◆ **PROBLEM**
Show every line below where "amount" appears.

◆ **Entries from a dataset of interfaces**
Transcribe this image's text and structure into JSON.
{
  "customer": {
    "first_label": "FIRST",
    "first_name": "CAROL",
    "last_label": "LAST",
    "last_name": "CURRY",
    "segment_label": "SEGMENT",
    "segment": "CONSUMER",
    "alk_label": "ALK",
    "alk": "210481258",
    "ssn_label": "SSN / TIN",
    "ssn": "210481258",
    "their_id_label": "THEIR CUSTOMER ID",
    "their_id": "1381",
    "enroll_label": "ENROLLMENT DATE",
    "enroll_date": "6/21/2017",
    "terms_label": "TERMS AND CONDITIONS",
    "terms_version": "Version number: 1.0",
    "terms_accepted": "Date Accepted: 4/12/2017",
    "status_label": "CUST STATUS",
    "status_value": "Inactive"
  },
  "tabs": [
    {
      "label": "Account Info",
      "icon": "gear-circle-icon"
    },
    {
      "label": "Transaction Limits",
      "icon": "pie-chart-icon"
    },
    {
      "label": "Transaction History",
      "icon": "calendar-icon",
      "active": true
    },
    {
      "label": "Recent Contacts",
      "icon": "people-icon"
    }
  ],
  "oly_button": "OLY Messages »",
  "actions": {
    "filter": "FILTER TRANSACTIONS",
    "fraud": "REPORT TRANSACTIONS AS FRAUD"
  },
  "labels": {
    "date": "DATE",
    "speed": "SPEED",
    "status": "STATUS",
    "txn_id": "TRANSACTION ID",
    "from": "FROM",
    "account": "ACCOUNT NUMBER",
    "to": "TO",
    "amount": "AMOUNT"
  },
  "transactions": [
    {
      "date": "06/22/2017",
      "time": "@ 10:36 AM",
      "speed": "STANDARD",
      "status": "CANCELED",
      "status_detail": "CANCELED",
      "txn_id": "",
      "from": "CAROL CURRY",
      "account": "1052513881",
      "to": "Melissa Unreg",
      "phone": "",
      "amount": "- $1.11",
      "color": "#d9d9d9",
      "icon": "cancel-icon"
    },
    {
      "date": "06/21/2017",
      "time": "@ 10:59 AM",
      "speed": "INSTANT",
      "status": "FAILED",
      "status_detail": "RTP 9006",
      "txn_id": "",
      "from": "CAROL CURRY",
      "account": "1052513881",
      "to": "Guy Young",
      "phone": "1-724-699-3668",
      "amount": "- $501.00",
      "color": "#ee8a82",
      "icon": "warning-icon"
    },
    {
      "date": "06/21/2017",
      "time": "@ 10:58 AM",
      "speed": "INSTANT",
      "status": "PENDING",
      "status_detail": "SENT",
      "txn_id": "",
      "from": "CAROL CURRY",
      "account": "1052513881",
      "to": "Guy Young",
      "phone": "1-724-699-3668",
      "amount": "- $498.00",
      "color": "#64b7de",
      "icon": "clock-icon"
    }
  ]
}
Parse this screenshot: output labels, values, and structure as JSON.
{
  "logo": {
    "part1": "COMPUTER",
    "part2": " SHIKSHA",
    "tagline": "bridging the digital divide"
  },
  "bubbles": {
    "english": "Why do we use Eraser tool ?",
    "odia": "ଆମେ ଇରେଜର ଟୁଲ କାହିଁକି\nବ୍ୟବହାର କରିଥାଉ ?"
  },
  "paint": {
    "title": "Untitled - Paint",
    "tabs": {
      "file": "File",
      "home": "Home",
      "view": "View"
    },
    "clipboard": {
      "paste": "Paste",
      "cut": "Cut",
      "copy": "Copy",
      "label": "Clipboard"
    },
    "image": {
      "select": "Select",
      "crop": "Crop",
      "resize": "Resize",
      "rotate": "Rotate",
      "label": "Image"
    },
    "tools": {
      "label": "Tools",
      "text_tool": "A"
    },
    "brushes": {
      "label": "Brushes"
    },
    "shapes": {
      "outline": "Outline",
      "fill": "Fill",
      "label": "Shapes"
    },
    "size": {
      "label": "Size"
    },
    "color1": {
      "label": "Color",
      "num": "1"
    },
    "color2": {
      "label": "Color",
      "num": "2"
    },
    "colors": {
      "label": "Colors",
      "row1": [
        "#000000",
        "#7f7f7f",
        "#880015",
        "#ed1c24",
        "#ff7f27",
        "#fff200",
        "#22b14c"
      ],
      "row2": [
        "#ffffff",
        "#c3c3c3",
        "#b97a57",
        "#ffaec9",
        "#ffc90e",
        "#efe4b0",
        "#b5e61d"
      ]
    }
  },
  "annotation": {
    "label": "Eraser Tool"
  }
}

◆ **REPLY TO THE TASK**
    "amount": "AMOUNT"
      "amount": "- $1.11",
      "amount": "- $501.00",
      "amount": "- $498.00",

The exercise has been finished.